_TASK PROMPT_.
Could you write out each of the records below exactly?

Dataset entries

• • • •

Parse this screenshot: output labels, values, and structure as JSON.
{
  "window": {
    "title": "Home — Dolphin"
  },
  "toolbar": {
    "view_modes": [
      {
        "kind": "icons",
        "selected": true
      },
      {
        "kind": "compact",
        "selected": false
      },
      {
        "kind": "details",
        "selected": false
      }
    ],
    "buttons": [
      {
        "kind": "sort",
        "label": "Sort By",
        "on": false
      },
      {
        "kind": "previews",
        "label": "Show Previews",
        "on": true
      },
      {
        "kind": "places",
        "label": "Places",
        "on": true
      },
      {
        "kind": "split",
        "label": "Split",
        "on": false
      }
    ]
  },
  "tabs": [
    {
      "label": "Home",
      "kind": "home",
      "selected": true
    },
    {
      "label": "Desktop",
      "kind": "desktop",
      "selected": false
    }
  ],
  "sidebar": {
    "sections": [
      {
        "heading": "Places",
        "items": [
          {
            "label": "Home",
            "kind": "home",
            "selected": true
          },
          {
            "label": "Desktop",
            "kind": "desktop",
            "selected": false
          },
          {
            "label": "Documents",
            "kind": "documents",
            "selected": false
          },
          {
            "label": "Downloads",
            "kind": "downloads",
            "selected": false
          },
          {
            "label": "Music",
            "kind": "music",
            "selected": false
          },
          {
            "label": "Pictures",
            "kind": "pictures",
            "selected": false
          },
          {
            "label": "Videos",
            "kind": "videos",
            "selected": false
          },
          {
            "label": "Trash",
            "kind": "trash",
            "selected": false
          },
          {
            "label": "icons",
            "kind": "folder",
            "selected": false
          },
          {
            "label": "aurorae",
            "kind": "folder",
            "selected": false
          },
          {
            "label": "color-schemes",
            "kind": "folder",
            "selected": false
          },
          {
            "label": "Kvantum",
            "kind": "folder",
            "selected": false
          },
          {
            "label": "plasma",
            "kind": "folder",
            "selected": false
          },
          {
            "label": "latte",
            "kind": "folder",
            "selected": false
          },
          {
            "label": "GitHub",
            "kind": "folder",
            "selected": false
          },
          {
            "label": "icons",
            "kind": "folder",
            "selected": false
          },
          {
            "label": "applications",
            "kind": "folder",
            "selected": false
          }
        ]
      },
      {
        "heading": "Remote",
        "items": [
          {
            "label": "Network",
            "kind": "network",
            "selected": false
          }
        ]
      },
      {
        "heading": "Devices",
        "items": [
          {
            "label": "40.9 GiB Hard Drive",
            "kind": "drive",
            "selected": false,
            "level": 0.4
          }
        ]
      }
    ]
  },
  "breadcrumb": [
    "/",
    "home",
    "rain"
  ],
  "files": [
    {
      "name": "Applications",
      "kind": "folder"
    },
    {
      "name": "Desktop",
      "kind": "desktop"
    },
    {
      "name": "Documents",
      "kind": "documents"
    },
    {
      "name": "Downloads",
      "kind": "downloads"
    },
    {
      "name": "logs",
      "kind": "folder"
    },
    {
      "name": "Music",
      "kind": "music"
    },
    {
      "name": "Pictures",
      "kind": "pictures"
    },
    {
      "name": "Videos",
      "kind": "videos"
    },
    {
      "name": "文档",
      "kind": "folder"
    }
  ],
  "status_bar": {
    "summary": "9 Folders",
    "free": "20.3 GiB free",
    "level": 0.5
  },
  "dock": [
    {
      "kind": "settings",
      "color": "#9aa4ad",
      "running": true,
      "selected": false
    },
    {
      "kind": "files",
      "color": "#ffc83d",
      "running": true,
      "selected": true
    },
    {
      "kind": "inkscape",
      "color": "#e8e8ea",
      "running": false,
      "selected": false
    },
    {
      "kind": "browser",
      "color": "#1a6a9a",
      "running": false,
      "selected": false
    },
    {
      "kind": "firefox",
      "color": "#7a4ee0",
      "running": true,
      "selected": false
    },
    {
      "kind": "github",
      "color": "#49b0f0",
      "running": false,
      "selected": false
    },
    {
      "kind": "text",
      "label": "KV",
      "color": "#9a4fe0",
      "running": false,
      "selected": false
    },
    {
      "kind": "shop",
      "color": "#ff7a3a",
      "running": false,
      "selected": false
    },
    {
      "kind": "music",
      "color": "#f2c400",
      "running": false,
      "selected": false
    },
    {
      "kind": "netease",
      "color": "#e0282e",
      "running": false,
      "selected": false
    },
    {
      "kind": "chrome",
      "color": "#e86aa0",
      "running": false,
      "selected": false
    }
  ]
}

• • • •

_RESPONSE AREA_.
Parse this screenshot: output labels, values, and structure as JSON.
{
  "window": {
    "title": "Home — Dolphin"
  },
  "toolbar": {
    "view_modes": [
      {
        "kind": "icons",
        "selected": true
      },
      {
        "kind": "compact",
        "selected": false
      },
      {
        "kind": "details",
        "selected": false
      }
    ],
    "buttons": [
      {
        "kind": "sort",
        "label": "Sort By",
        "on": false
      },
      {
        "kind": "previews",
        "label": "Show Previews",
        "on": true
      },
      {
        "kind": "places",
        "label": "Places",
        "on": true
      },
      {
        "kind": "split",
        "label": "Split",
        "on": false
      }
    ]
  },
  "tabs": [
    {
      "label": "Home",
      "kind": "home",
      "selected": true
    },
    {
      "label": "Desktop",
      "kind": "desktop",
      "selected": false
    }
  ],
  "sidebar": {
    "sections": [
      {
        "heading": "Places",
        "items": [
          {
            "label": "Home",
            "kind": "home",
            "selected": true
          },
          {
            "label": "Desktop",
            "kind": "desktop",
            "selected": false
          },
          {
            "label": "Documents",
            "kind": "documents",
            "selected": false
          },
          {
            "label": "Downloads",
            "kind": "downloads",
            "selected": false
          },
          {
            "label": "Music",
            "kind": "music",
            "selected": false
          },
          {
            "label": "Pictures",
            "kind": "pictures",
            "selected": false
          },
          {
            "label": "Videos",
            "kind": "videos",
            "selected": false
          },
          {
            "label": "Trash",
            "kind": "trash",
            "selected": false
          },
          {
            "label": "icons",
            "kind": "folder",
            "selected": false
          },
          {
            "label": "aurorae",
            "kind": "folder",
            "selected": false
          },
          {
            "label": "color-schemes",
            "kind": "folder",
            "selected": false
          },
          {
            "label": "Kvantum",
            "kind": "folder",
            "selected": false
          },
          {
            "label": "plasma",
            "kind": "folder",
            "selected": false
          },
          {
            "label": "latte",
            "kind": "folder",
            "selected": false
          },
          {
            "label": "GitHub",
            "kind": "folder",
            "selected": false
          },
          {
            "label": "icons",
            "kind": "folder",
            "selected": false
          },
          {
            "label": "applications",
            "kind": "folder",
            "selected": false
          }
        ]
      },
      {
        "heading": "Remote",
        "items": [
          {
            "label": "Network",
            "kind": "network",
            "selected": false
          }
        ]
      },
      {
        "heading": "Devices",
        "items": [
          {
            "label": "40.9 GiB Hard Drive",
            "kind": "drive",
            "selected": false,
            "level": 0.4
          }
        ]
      }
    ]
  },
  "breadcrumb": [
    "/",
    "home",
    "rain"
  ],
  "files": [
    {
      "name": "Applications",
      "kind": "folder"
    },
    {
      "name": "Desktop",
      "kind": "desktop"
    },
    {
      "name": "Documents",
      "kind": "documents"
    },
    {
      "name": "Downloads",
      "kind": "downloads"
    },
    {
      "name": "logs",
      "kind": "folder"
    },
    {
      "name": "Music",
      "kind": "music"
    },
    {
      "name": "Pictures",
      "kind": "pictures"
    },
    {
      "name": "Videos",
      "kind": "videos"
    },
    {
      "name": "文档",
      "kind": "folder"
    }
  ],
  "status_bar": {
    "summary": "9 Folders",
    "free": "20.3 GiB free",
    "level": 0.5
  },
  "dock": [
    {
      "kind": "settings",
      "color": "#9aa4ad",
      "running": true,
      "selected": false
    },
    {
      "kind": "files",
      "color": "#ffc83d",
      "running": true,
      "selected": true
    },
    {
      "kind": "inkscape",
      "color": "#e8e8ea",
      "running": false,
      "selected": false
    },
    {
      "kind": "browser",
      "color": "#1a6a9a",
      "running": false,
      "selected": false
    },
    {
      "kind": "firefox",
      "color": "#7a4ee0",
      "running": true,
      "selected": false
    },
    {
      "kind": "github",
      "color": "#49b0f0",
      "running": false,
      "selected": false
    },
    {
      "kind": "text",
      "label": "KV",
      "color": "#9a4fe0",
      "running": false,
      "selected": false
    },
    {
      "kind": "shop",
      "color": "#ff7a3a",
      "running": false,
      "selected": false
    },
    {
      "kind": "music",
      "color": "#f2c400",
      "running": false,
      "selected": false
    },
    {
      "kind": "netease",
      "color": "#e0282e",
      "running": false,
      "selected": false
    },
    {
      "kind": "chrome",
      "color": "#e86aa0",
      "running": false,
      "selected": false
    }
  ]
}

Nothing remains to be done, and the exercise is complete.